Your task is to filter the data below down to the lines holding "heading".

#### Input records ####

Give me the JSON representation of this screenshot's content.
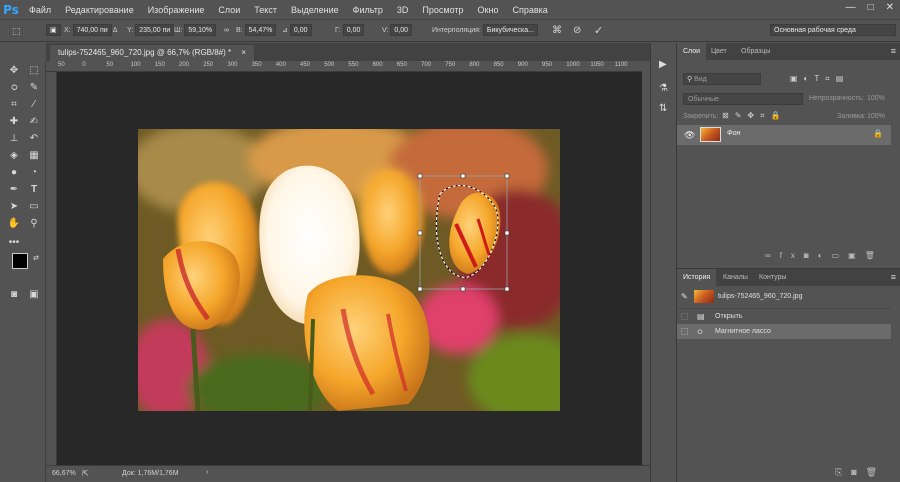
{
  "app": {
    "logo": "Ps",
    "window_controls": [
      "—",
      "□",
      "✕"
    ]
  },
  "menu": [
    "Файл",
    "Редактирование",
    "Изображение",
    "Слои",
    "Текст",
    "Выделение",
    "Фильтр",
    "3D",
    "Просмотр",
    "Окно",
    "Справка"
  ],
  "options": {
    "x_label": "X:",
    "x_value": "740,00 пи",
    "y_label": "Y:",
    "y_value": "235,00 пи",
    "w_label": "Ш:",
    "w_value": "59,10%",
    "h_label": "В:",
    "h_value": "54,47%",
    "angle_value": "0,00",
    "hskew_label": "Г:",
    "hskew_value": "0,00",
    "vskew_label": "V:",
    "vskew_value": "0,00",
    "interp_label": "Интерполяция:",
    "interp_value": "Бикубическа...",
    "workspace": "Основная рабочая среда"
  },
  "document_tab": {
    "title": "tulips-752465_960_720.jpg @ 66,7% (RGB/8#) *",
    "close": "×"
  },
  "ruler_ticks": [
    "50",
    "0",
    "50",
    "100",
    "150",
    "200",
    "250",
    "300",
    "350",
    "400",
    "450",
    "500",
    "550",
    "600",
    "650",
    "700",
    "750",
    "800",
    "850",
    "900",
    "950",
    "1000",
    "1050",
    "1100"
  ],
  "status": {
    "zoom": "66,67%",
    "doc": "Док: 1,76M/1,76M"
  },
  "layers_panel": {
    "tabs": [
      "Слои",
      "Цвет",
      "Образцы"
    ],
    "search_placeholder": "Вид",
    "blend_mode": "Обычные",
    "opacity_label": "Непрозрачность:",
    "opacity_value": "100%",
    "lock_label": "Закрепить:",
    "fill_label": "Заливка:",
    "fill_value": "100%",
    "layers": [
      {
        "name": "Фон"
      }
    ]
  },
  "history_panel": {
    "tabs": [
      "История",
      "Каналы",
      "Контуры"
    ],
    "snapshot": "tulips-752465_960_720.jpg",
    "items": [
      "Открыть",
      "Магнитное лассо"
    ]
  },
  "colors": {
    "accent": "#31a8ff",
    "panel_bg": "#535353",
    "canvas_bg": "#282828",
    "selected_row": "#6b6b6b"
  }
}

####
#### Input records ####

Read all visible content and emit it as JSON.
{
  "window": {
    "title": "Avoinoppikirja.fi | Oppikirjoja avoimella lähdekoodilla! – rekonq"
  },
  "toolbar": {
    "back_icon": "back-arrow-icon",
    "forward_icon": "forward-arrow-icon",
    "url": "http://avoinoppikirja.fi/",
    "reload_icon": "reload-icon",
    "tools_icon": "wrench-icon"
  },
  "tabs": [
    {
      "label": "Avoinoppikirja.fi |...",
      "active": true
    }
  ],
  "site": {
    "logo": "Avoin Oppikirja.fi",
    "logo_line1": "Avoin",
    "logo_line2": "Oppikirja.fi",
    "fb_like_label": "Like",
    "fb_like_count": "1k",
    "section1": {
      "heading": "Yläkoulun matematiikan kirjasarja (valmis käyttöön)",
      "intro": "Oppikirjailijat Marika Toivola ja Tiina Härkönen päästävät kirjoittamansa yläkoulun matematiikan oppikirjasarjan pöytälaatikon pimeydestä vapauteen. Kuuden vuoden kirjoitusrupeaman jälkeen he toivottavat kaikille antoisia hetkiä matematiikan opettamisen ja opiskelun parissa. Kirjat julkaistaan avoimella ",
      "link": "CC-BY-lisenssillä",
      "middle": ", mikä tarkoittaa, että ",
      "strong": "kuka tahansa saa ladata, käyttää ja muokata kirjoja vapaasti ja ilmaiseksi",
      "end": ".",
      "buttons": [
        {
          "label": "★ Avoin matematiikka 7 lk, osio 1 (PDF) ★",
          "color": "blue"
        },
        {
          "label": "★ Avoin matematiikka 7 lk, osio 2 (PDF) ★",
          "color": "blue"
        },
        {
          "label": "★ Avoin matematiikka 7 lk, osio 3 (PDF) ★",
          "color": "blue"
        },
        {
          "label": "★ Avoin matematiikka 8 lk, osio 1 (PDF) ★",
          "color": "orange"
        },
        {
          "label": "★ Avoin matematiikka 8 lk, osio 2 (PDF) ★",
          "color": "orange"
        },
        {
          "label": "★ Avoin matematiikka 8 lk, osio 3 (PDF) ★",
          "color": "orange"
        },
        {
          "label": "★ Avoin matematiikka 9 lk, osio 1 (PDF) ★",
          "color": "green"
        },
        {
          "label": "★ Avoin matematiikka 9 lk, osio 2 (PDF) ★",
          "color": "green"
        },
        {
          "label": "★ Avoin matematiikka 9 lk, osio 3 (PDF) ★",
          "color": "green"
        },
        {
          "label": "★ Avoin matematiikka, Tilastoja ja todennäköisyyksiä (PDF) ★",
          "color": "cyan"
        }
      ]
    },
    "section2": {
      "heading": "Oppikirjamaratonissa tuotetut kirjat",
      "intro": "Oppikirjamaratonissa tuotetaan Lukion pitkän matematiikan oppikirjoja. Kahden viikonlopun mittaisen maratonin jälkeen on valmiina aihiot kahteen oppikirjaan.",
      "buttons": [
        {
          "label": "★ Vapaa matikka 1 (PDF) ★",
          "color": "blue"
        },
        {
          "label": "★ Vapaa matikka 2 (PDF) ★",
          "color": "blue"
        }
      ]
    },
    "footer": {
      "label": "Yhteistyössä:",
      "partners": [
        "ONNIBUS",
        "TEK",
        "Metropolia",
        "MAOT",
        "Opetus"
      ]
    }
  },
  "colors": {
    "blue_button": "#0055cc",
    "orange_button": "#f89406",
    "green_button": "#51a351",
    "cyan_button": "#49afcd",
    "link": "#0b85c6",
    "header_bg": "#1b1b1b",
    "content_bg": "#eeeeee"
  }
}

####

Exercise solution:
      "heading": "Yläkoulun matematiikan kirjasarja (valmis käyttöön)",
      "heading": "Oppikirjamaratonissa tuotetut kirjat",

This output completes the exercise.